David sat there and told me his most private thoughts about his death. While he was talking, I did exactly what I'd done forty times before which is to very matter-of-factly refuse to pretend that he's not going to die. In the meantime, what I had to say paled in comparison to his experiences but I'm the one who's gonna be left behind. Doesn't that have a meaning too?
One does not have to have lived through a situation like this to recognise truth in the narrator's simultaneously guilty, frustrated, sorrowful and angry stalemate with her dying friend. Perhaps this is what 'transcendence' can mean in art today: the ability to distil your reality and to make it available to others; and to move in that sense from sharply observed specificities to the generality of a broader comprehension.
Art may be politically powerless compared with, say, the telecommunications industry. But art does have the potential to form a connective tissue between the living and the dead so that those who grieve can also proceed with living in full recognition of all that we have lost. In this sense above all, art can console. Art can also help to promote change as artists give shape to the details of diverse experiences, making difference no less challenging but perhaps a little less menacing.

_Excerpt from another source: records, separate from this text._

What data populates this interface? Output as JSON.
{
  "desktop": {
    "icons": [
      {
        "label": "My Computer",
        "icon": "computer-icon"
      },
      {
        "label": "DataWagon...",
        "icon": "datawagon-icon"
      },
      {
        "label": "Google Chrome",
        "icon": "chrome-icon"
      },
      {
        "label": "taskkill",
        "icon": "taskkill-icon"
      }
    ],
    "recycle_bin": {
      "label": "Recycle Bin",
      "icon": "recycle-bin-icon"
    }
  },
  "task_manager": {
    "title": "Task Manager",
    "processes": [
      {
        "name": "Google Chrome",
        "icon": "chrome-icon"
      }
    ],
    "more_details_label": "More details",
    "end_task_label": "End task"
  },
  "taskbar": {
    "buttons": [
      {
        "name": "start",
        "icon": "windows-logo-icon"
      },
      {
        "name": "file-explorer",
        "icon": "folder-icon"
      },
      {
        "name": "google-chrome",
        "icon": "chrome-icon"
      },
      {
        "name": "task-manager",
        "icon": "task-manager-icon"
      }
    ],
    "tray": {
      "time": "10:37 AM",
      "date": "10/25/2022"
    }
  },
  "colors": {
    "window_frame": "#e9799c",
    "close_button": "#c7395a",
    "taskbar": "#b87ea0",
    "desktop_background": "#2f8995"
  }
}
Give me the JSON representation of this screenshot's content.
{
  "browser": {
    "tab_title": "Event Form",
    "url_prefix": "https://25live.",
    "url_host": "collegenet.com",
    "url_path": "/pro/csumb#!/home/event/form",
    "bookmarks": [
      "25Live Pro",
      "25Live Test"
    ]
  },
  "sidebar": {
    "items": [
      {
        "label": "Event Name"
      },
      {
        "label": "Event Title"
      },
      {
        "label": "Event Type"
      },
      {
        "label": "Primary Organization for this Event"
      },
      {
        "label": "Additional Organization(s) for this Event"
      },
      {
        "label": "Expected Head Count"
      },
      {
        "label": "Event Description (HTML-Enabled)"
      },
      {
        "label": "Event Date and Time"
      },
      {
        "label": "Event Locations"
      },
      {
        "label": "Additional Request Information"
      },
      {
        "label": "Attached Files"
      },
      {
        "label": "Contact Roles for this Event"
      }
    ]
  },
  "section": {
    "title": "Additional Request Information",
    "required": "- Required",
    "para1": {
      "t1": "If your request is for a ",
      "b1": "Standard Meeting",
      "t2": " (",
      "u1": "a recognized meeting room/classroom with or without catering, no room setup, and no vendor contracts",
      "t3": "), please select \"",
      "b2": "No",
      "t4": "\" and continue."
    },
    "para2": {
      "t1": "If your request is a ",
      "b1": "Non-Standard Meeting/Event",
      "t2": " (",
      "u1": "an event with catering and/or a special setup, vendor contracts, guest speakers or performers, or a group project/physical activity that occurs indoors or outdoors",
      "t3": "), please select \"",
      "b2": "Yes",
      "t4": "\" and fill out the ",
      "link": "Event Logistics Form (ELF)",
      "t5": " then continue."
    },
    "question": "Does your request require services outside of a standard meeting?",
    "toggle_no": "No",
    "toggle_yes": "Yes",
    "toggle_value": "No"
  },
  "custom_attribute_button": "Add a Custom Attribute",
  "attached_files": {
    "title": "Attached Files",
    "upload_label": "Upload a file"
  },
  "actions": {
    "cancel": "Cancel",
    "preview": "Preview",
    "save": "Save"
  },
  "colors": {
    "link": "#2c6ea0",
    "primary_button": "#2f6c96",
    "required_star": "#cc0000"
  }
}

For these and other reasons, it becomes that much more important, in the shadow of AIDS, to maintain critical consciousness about art that testifies to contemporary struggles with sickness, death and loss. Contrary to what some have said, there is no conflict between being humane and being critical of all aspects of the culture we inhabit. In times of crisis, such as ours, being critical isn't just possible, it's a moral responsibility. The problems arise, I suppose, in dishonesty. For example, in mistaking an empathetic failure of nerve with community solidarity or real support; or in failing to recognise when a critique is less constructive than competitive - when, that is, the principal goal is to annihilate prospective competitors amidst ever dwindling resources. While each of us is haunted by conflicts from primordial pasts that fuel criticism, be it of the constructive or annihilating kind, it may also help to keep in mind the disfiguring effects of the market economy as it encourages cultural practitioners to equate success with profit, and profit with exploitation not just of the living, but of the dead.